Right now, there’s a war to make the thinnest smartphone in the world. Google is a part of that with Android and with its Nexus devices. But it’s also attacking the very idea of smartphones as we know them with Project Ara: a project to build a phone that doesn’t cram everything into the smallest package, but one that lets you pick out and swap every important component. It’s a lot like the way many desktop computers still work — but for your pocket.
The Verge got their hands on a very, very early version of a Project Ara device. It’s come a long way since its introduction in 2013, and even more since Google showed it off at its developer conference last year. Now it looks less like something that came out of a 3D printer, and more like something you could actually use. Even so, it still has many months to go before you’ll be able to go to a store and buy it.

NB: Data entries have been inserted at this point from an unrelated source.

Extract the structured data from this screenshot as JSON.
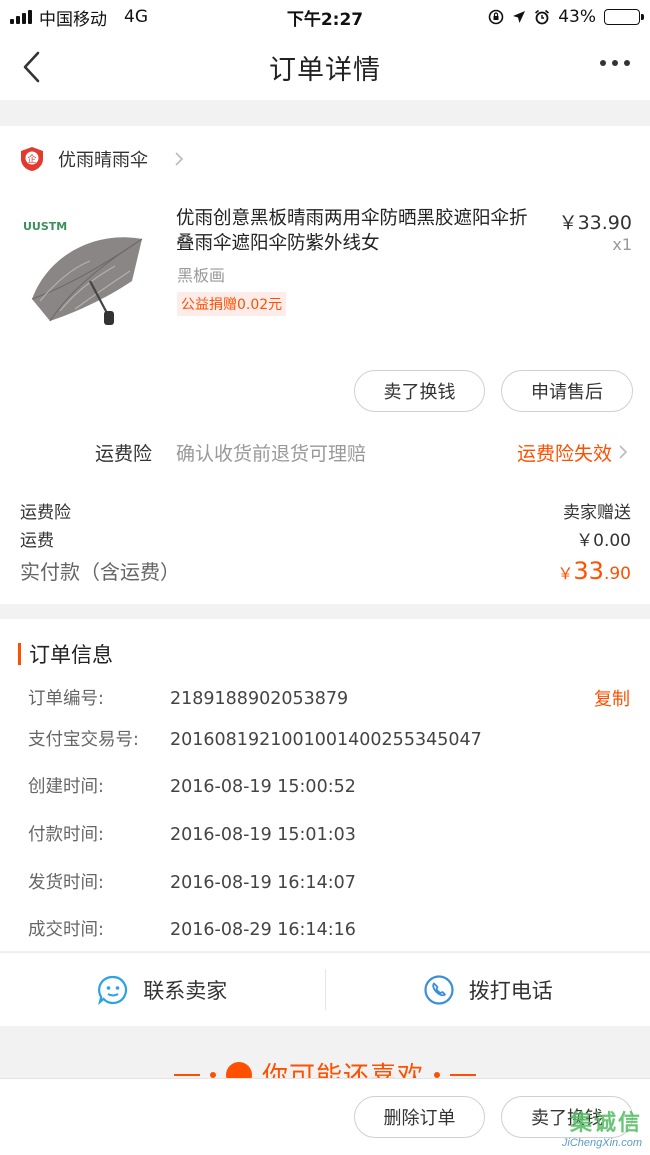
{
  "status_bar": {
    "carrier": "中国移动",
    "network": "4G",
    "time": "下午2:27",
    "battery_text": "43%",
    "battery_level": 0.43
  },
  "nav": {
    "title": "订单详情",
    "back_icon": "chevron-left-icon",
    "more_icon": "more-dots-icon"
  },
  "shop": {
    "name": "优雨晴雨伞"
  },
  "product": {
    "brand_mark": "UUSTM",
    "title": "优雨创意黑板晴雨两用伞防晒黑胶遮阳伞折叠雨伞遮阳伞防紫外线女",
    "price": "￥33.90",
    "quantity": "x1",
    "sku": "黑板画",
    "donation_tag": "公益捐赠0.02元"
  },
  "actions": {
    "sell_label": "卖了换钱",
    "after_sale_label": "申请售后"
  },
  "insurance": {
    "label": "运费险",
    "description": "确认收货前退货可理赔",
    "status": "运费险失效"
  },
  "fees": {
    "insurance_label": "运费险",
    "insurance_value": "卖家赠送",
    "shipping_label": "运费",
    "shipping_value": "￥0.00",
    "total_label": "实付款（含运费）",
    "total_currency": "￥",
    "total_integer": "33",
    "total_decimal": ".90"
  },
  "order_info": {
    "title": "订单信息",
    "copy_label": "复制",
    "rows": [
      {
        "label": "订单编号:",
        "value": "2189188902053879"
      },
      {
        "label": "支付宝交易号:",
        "value": "2016081921001001400255345047"
      },
      {
        "label": "创建时间:",
        "value": "2016-08-19 15:00:52"
      },
      {
        "label": "付款时间:",
        "value": "2016-08-19 15:01:03"
      },
      {
        "label": "发货时间:",
        "value": "2016-08-19 16:14:07"
      },
      {
        "label": "成交时间:",
        "value": "2016-08-29 16:14:16"
      }
    ]
  },
  "contact": {
    "chat_label": "联系卖家",
    "phone_label": "拨打电话"
  },
  "recommend": {
    "title": "你可能还喜欢"
  },
  "bottom": {
    "delete_label": "删除订单",
    "sell_label": "卖了换钱"
  },
  "watermark": {
    "line1": "集诚信",
    "line2": "JiChengXin.com"
  },
  "colors": {
    "accent": "#ff5000",
    "chat_icon": "#29a3e6",
    "phone_icon": "#3a8fd8"
  }
}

This prototype is currently in what Google calls “Spiral 2,” which is a second major milestone in what the company originally envisioned as a two-year process. The advancements in this one include planned support for 3G networks, along with the framework for a marketplace where users will be able to find and purchase extra modules. On stage today at the second Project Ara Developers Conference just down the road from Google’s Mountain View headquarters, we saw it working with a 720p display module and receiver module attached the front, while the space for eight modules on the back included things like a camera, battery, and microUSB adapter. These are slotted into both sides of the phone, where they will stay put using electro-permanent magnets, though in these prototype versions they simply slide in.
For more on Project Ara, check out full coverage over on The Verge.